Test Match Induces Persistent Vegetative State in Spectators

Test Match Induces Persistent Vegetative State in Spectators

The first Test Match between New Zealand and England at the University Oval ended in a dour draw. Day one was rained out and while Englandís batsmen made a valiant effort to set up a result by throwing their wickets away on day two, their sacrifices were to no avail.

New Zealand fans could have been forgiven for feeling optimistic heading into day four with the match in a position where only New Zealand could win. Alas, the previous two days of New Zealand dominance had only conspired to set up the most dogged of England rear-guard actions. England are a team stacked with sensible, conservative batsmen who pride themselves on calmly repelling even the most vigorous bowling attack at their own languid pace. This was their time to shine.

Alastair Cook is the stern librarian of international cricket. At any sign of unrest, stress or raised voices he simply purses his public school lips, takes a deep breath and sets about calmly taking control of the mayhem. Never hurried, always serene, on day four Cook and his right-handed facsimile Nick Compton painstakingly dragged England back to parity with an opening stand of 231, erasing most of the lead New Zealand had built in the previous two days. The pair ground the New Zealand bowlers into the dust and the crowd into a vegetative state with a look of bored disdain. Even Tommy Cooperís incessant trumpeting took on the tone of a balloon deflating as the hours wore on.

It quickly became clear that Englandís first innings was an aberration. The pitch was dead flat. Geoffrey Boycott was heard to note in the commentary box that his ďgrandma could bat all week using a knife and fork on this pitch.Ē Four days was never going to be long enough to win this one.

In New Zealandís first innings, local lad Hamish Rutherford had blazed 171 on debut to put New Zealand in a commanding position with a lead of almost 300. From there it was the job of New Zealandís seam bowlers to bowl out England in five sessions to force a win. Unfortunately, with no pressure to score quickly, Cook, Compton and co were able to set up camp in the middle and see off the remaining 170 overs. New Zealandís most energetic bowler Neil Wagner tried to drag New Zealand to victory with pure determination. His shouting, stomping and snorting, though ultimately futile, were nonetheless a sight to behold.
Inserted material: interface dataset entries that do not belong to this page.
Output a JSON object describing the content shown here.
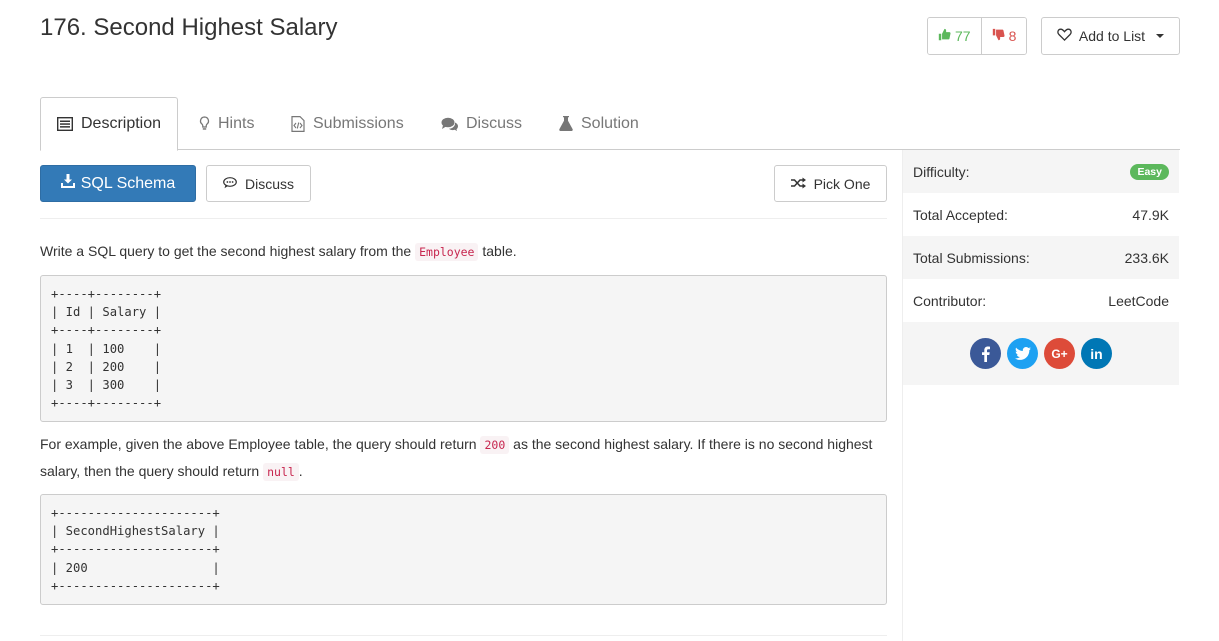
{
  "problem": {
    "title": "176. Second Highest Salary"
  },
  "votes": {
    "up": "77",
    "down": "8"
  },
  "add_list": {
    "label": "Add to List"
  },
  "tabs": [
    {
      "label": "Description",
      "icon": "list-icon"
    },
    {
      "label": "Hints",
      "icon": "lightbulb-icon"
    },
    {
      "label": "Submissions",
      "icon": "code-file-icon"
    },
    {
      "label": "Discuss",
      "icon": "comments-icon"
    },
    {
      "label": "Solution",
      "icon": "flask-icon"
    }
  ],
  "toolbar": {
    "sql_schema": "SQL Schema",
    "discuss": "Discuss",
    "pick_one": "Pick One"
  },
  "description": {
    "line1_before": "Write a SQL query to get the second highest salary from the ",
    "line1_code": "Employee",
    "line1_after": " table.",
    "table_example": "+----+--------+\n| Id | Salary |\n+----+--------+\n| 1  | 100    |\n| 2  | 200    |\n| 3  | 300    |\n+----+--------+",
    "line2_a": "For example, given the above Employee table, the query should return ",
    "line2_code1": "200",
    "line2_b": " as the second highest salary. If there is no second highest",
    "line2_c": "salary, then the query should return ",
    "line2_code2": "null",
    "line2_d": ".",
    "result_example": "+---------------------+\n| SecondHighestSalary |\n+---------------------+\n| 200                 |\n+---------------------+"
  },
  "sidebar": {
    "difficulty_label": "Difficulty:",
    "difficulty_value": "Easy",
    "accepted_label": "Total Accepted:",
    "accepted_value": "47.9K",
    "submissions_label": "Total Submissions:",
    "submissions_value": "233.6K",
    "contributor_label": "Contributor:",
    "contributor_value": "LeetCode"
  },
  "social": [
    {
      "name": "facebook",
      "glyph": "f",
      "color": "#3b5998"
    },
    {
      "name": "twitter",
      "glyph": "t",
      "color": "#1da1f2"
    },
    {
      "name": "google-plus",
      "glyph": "G+",
      "color": "#dd4b39"
    },
    {
      "name": "linkedin",
      "glyph": "in",
      "color": "#0077b5"
    }
  ]
}
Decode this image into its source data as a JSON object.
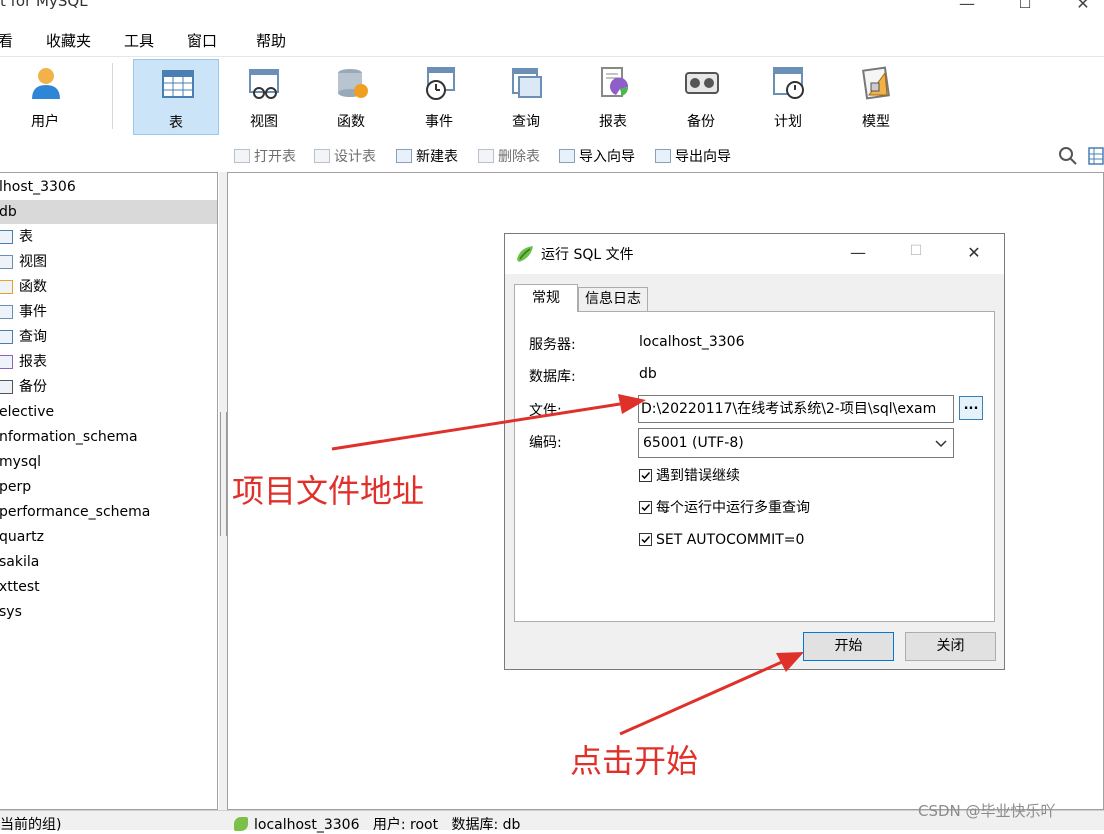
{
  "window": {
    "title_partial": "t for MySQL",
    "minimize": "—",
    "maximize": "☐",
    "close": "✕"
  },
  "menubar": {
    "items": [
      "看",
      "收藏夹",
      "工具",
      "窗口",
      "帮助"
    ]
  },
  "toolbar": {
    "buttons": [
      {
        "label": "用户",
        "icon": "user-icon"
      },
      {
        "label": "表",
        "icon": "table-icon",
        "active": true
      },
      {
        "label": "视图",
        "icon": "view-icon"
      },
      {
        "label": "函数",
        "icon": "function-icon"
      },
      {
        "label": "事件",
        "icon": "event-icon"
      },
      {
        "label": "查询",
        "icon": "query-icon"
      },
      {
        "label": "报表",
        "icon": "report-icon"
      },
      {
        "label": "备份",
        "icon": "backup-icon"
      },
      {
        "label": "计划",
        "icon": "schedule-icon"
      },
      {
        "label": "模型",
        "icon": "model-icon"
      }
    ]
  },
  "subtoolbar": {
    "items": [
      {
        "label": "打开表",
        "enabled": false
      },
      {
        "label": "设计表",
        "enabled": false
      },
      {
        "label": "新建表",
        "enabled": true
      },
      {
        "label": "删除表",
        "enabled": false
      },
      {
        "label": "导入向导",
        "enabled": true
      },
      {
        "label": "导出向导",
        "enabled": true
      }
    ]
  },
  "tree": {
    "rows": [
      {
        "label": "lhost_3306",
        "level": 0
      },
      {
        "label": "db",
        "level": 0,
        "selected": true
      },
      {
        "label": "表",
        "level": 1,
        "icon": "table-icon"
      },
      {
        "label": "视图",
        "level": 1,
        "icon": "view-icon"
      },
      {
        "label": "函数",
        "level": 1,
        "icon": "function-icon"
      },
      {
        "label": "事件",
        "level": 1,
        "icon": "event-icon"
      },
      {
        "label": "查询",
        "level": 1,
        "icon": "query-icon"
      },
      {
        "label": "报表",
        "level": 1,
        "icon": "report-icon"
      },
      {
        "label": "备份",
        "level": 1,
        "icon": "backup-icon"
      },
      {
        "label": "elective",
        "level": 0
      },
      {
        "label": "nformation_schema",
        "level": 0
      },
      {
        "label": "mysql",
        "level": 0
      },
      {
        "label": "perp",
        "level": 0
      },
      {
        "label": "performance_schema",
        "level": 0
      },
      {
        "label": "quartz",
        "level": 0
      },
      {
        "label": "sakila",
        "level": 0
      },
      {
        "label": "xttest",
        "level": 0
      },
      {
        "label": "sys",
        "level": 0
      }
    ]
  },
  "statusbar": {
    "left": "当前的组)",
    "connection": "localhost_3306",
    "user_label": "用户: root",
    "db_label": "数据库: db"
  },
  "dialog": {
    "title": "运行 SQL 文件",
    "tabs": [
      "常规",
      "信息日志"
    ],
    "fields": {
      "server_label": "服务器:",
      "server_value": "localhost_3306",
      "database_label": "数据库:",
      "database_value": "db",
      "file_label": "文件:",
      "file_value": "D:\\20220117\\在线考试系统\\2-项目\\sql\\exam",
      "encoding_label": "编码:",
      "encoding_value": "65001 (UTF-8)"
    },
    "checkboxes": [
      {
        "label": "遇到错误继续",
        "checked": true
      },
      {
        "label": "每个运行中运行多重查询",
        "checked": true
      },
      {
        "label": "SET AUTOCOMMIT=0",
        "checked": true
      }
    ],
    "browse_label": "...",
    "start_label": "开始",
    "close_label": "关闭"
  },
  "annotations": {
    "file_path_note": "项目文件地址",
    "start_note": "点击开始",
    "watermark": "CSDN @毕业快乐吖",
    "color": "#e0302a"
  }
}
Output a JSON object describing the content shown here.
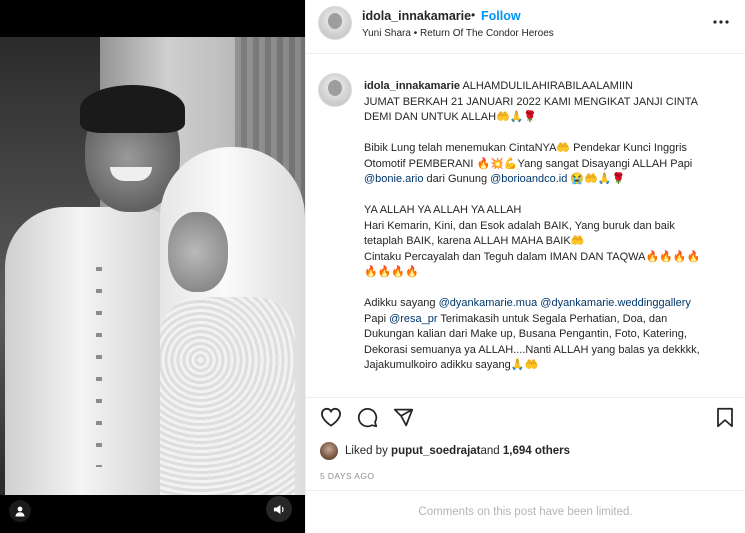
{
  "header": {
    "username": "idola_innakamarie",
    "separator": "•",
    "follow_label": "Follow",
    "audio": "Yuni Shara • Return Of The Condor Heroes",
    "more_icon": "more-horizontal-icon"
  },
  "caption": {
    "username": "idola_innakamarie",
    "line1": " ALHAMDULILAHIRABILAALAMIIN",
    "line2": "JUMAT BERKAH 21 JANUARI 2022 KAMI MENGIKAT JANJI CINTA",
    "line3": "DEMI DAN UNTUK ALLAH🤲🙏🌹",
    "p2_line1": "Bibik Lung telah menemukan CintaNYA🤲 Pendekar Kunci Inggris",
    "p2_line2": "Otomotif PEMBERANI 🔥💥💪Yang sangat Disayangi ALLAH Papi",
    "mention_bonie": "@bonie.ario",
    "p2_line3_mid": " dari Gunung ",
    "mention_borio": "@borioandco.id",
    "p2_line3_end": " 😭🤲🙏🌹",
    "p3_line1": "YA ALLAH YA ALLAH YA ALLAH",
    "p3_line2": "Hari Kemarin, Kini, dan Esok adalah BAIK, Yang buruk dan baik",
    "p3_line3": "tetaplah BAIK, karena ALLAH MAHA BAIK🤲",
    "p3_line4": "Cintaku Percayalah dan Teguh dalam IMAN DAN TAQWA🔥🔥🔥🔥",
    "p3_line5": "🔥🔥🔥🔥",
    "p4_line1_start": "Adikku sayang ",
    "mention_dyanka_mua": "@dyankamarie.mua",
    "mention_dyanka_wedding": "@dyankamarie.weddinggallery",
    "p4_line2_start": "Papi ",
    "mention_resa": "@resa_pr",
    "p4_line2_end": " Terimakasih untuk Segala Perhatian, Doa, dan",
    "p4_line3": "Dukungan kalian dari Make up, Busana Pengantin, Foto, Katering,",
    "p4_line4": "Dekorasi semuanya ya ALLAH....Nanti ALLAH yang balas ya dekkkk,",
    "p4_line5": "Jajakumulkoiro adikku sayang🙏🤲"
  },
  "actions": {
    "like_icon": "heart-icon",
    "comment_icon": "comment-icon",
    "share_icon": "send-icon",
    "save_icon": "bookmark-icon"
  },
  "likes": {
    "prefix": "Liked by ",
    "user": "puput_soedrajat",
    "middle": " and ",
    "count": "1,694 others"
  },
  "timestamp": "5 DAYS AGO",
  "comments_notice": "Comments on this post have been limited.",
  "media": {
    "user_tag_icon": "user-tag-icon",
    "sound_icon": "speaker-icon"
  }
}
Match Drawn.
This article first appeared in Issue 4, 2013.
Posted 5:43pm Sunday 17th March 2013 by Gus Gawn.